A total of 51 registered sex offenders lived in L8R postal codes in 2008. The FSA had a rate of 484.65 sex offenders per 100,000 residents — the highest in southern Ontario, but much lower than at least one tract in northern Ontario.
Several neighbouring Hamilton FSAs had rates that were well above the provincial average.
After the Global report came out on Thursday, Ward 2 Coun. Jason Farr said he expects L8R’s ranking to improve when the Hamilton Community Corrections Centre, a federal government-run halfway house at 94 York Blvd., closes later this year.
"Twenty-four beds and a portion of those beds, quite obviously, and a good portion maybe in some cases throughout time, with sex offenders," Farr told CBC Hamilton.
But Pike, a planner for the Social Planning and Research Council, said rehabilitation programs for convicts and recovering addicts shouldn’t necessarily be viewed as a threat to lower-city residents.

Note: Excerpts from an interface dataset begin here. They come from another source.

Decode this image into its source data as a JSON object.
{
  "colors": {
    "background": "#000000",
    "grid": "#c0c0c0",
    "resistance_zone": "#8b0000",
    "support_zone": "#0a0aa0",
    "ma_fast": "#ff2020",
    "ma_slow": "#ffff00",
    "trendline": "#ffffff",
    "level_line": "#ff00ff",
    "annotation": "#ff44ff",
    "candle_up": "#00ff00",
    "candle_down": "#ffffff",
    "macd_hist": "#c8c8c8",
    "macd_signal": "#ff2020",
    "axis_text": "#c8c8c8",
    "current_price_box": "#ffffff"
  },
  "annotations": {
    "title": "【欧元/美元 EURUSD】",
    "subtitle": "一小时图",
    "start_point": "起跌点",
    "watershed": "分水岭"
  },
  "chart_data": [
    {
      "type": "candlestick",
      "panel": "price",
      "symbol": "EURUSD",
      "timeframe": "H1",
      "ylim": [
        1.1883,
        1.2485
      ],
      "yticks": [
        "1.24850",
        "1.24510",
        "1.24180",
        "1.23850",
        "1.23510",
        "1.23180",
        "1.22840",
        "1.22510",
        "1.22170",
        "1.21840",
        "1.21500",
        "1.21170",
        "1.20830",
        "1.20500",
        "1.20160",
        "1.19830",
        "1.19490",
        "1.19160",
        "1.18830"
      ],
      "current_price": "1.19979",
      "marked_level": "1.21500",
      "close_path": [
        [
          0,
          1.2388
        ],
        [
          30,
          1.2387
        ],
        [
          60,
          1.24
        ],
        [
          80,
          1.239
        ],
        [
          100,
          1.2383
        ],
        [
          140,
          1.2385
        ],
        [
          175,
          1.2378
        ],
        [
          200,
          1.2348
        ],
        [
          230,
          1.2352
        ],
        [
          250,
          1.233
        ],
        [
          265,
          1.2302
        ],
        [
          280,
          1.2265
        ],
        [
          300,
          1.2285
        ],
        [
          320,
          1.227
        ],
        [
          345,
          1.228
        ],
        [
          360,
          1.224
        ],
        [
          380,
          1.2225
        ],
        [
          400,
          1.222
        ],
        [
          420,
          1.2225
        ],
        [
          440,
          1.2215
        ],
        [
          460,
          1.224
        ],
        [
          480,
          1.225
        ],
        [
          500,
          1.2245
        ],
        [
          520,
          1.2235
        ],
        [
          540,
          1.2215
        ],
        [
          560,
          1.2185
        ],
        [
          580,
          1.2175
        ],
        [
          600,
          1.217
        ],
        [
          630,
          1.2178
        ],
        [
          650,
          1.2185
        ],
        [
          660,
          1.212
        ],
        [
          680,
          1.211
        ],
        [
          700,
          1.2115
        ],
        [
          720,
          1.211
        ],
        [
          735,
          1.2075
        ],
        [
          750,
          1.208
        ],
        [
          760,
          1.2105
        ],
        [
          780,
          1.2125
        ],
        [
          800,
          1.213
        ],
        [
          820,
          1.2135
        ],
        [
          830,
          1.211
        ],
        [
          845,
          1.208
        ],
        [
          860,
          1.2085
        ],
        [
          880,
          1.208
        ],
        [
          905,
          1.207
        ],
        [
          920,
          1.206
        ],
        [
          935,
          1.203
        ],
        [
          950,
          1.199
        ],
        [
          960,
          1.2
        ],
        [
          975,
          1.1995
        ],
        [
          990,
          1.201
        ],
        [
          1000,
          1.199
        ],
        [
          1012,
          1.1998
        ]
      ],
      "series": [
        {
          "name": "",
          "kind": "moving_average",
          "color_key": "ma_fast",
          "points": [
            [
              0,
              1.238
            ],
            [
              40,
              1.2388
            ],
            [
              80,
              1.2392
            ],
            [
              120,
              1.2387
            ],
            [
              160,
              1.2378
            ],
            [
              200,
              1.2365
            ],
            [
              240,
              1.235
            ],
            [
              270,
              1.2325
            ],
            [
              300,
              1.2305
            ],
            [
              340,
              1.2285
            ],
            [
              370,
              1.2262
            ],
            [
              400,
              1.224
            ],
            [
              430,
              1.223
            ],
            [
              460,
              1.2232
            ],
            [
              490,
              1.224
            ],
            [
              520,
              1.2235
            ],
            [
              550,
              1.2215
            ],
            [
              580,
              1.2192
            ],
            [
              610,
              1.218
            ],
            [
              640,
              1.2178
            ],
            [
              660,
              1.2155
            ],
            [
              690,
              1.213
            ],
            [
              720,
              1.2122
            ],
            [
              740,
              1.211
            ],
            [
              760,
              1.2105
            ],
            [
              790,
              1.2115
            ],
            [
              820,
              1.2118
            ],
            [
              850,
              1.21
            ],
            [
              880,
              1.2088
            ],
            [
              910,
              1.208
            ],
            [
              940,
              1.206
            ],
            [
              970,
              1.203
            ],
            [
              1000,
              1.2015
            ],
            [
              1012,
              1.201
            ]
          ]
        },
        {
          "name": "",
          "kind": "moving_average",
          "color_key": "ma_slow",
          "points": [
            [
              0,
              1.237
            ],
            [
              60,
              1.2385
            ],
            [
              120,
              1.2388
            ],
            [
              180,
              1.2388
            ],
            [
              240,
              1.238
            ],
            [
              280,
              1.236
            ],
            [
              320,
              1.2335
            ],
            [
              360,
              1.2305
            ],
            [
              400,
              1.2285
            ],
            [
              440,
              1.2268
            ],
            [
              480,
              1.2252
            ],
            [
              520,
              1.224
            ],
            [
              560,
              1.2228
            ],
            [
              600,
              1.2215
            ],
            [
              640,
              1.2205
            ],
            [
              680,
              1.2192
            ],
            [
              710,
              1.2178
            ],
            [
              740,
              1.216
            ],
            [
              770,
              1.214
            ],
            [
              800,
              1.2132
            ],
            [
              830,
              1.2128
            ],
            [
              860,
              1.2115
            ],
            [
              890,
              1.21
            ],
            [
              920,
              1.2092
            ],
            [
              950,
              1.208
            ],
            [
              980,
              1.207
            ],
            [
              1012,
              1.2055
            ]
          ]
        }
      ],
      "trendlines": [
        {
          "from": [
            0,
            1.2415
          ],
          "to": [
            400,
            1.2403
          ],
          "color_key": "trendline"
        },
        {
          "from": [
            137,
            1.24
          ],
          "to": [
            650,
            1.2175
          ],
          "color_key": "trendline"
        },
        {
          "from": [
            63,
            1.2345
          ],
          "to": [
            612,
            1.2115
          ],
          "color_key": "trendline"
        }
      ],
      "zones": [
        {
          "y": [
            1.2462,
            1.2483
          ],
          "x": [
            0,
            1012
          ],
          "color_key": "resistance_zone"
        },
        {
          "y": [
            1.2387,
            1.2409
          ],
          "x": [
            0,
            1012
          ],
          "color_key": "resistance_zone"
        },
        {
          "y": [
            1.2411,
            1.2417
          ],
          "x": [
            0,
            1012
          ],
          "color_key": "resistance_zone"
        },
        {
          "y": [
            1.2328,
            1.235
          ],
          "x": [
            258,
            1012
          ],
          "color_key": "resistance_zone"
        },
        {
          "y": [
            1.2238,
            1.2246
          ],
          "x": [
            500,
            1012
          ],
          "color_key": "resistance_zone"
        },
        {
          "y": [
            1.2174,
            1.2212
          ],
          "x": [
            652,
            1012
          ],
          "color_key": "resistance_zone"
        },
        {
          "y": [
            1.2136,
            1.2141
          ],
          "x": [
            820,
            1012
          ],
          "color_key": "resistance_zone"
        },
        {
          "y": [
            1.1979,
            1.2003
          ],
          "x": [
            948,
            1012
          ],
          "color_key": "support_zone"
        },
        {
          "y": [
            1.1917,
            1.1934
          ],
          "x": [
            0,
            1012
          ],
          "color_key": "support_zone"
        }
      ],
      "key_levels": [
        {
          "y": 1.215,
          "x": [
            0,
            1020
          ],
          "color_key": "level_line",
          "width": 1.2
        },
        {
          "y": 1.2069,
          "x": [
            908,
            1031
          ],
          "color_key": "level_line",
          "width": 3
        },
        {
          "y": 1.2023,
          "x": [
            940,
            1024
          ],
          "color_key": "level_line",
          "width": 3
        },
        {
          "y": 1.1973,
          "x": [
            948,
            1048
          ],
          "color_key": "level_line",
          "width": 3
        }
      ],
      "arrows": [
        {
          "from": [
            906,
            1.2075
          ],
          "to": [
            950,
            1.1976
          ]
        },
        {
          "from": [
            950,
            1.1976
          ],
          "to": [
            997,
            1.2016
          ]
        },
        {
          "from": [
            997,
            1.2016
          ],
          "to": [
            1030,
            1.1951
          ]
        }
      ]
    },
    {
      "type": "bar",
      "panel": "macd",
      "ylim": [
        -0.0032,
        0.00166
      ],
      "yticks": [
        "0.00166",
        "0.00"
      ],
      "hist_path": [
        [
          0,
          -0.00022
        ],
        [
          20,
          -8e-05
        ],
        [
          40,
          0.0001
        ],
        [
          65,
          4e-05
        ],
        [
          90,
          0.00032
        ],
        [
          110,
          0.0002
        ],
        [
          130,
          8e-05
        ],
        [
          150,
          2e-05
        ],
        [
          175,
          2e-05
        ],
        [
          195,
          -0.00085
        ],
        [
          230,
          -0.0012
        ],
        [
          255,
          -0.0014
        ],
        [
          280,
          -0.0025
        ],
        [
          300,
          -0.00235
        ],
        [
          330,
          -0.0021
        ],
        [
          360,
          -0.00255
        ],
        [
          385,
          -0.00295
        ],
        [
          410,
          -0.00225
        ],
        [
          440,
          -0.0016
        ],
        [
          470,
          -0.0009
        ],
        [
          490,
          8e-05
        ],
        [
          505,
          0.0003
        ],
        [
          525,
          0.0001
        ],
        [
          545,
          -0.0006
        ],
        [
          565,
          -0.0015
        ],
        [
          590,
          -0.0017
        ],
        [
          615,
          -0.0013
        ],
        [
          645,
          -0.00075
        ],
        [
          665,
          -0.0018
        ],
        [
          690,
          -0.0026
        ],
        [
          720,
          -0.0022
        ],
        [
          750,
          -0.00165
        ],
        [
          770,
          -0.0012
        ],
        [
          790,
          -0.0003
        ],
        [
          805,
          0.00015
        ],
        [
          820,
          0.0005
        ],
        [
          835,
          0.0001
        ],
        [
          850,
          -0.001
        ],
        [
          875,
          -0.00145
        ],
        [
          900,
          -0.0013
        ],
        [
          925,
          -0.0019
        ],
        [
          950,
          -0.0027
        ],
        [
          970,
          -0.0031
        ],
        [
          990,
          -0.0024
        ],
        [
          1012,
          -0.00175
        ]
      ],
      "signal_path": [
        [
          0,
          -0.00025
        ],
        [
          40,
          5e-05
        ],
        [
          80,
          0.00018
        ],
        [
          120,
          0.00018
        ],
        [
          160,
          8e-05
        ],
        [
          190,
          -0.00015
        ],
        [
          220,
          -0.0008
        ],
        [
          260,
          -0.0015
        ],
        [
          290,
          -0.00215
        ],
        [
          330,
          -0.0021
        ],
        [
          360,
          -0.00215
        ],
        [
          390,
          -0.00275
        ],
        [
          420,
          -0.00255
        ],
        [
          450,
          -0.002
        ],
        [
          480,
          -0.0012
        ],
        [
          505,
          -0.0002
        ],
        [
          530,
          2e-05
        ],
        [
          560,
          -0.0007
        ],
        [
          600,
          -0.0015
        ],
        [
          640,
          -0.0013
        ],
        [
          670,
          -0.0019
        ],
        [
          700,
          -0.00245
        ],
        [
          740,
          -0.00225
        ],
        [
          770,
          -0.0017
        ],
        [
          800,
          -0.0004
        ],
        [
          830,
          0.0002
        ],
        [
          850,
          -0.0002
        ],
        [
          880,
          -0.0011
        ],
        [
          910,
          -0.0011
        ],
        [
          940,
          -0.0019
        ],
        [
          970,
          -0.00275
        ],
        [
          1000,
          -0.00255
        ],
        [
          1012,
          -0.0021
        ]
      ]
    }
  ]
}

We know that, with proper support, people are able to transition back into the community and participate in life in the community.—Deirdre Pike, Social Planning and Research Council
“It’s definitely an area that we think is really important, that we see more supports to see people transition out of prison,” she said. “We know that, with proper support, people are able to transition back into the community and participate in life in the community.”
The fervour to drive recovery facilities out of Hamilton misses the point, Neary added.
“Sex offenders have to live somewhere,” he said. “If it’s not Beasley, it’ll have to be somewhere else.
“There has to be a St. Leonard’s. There doesn’t have to be a Cannon Street.”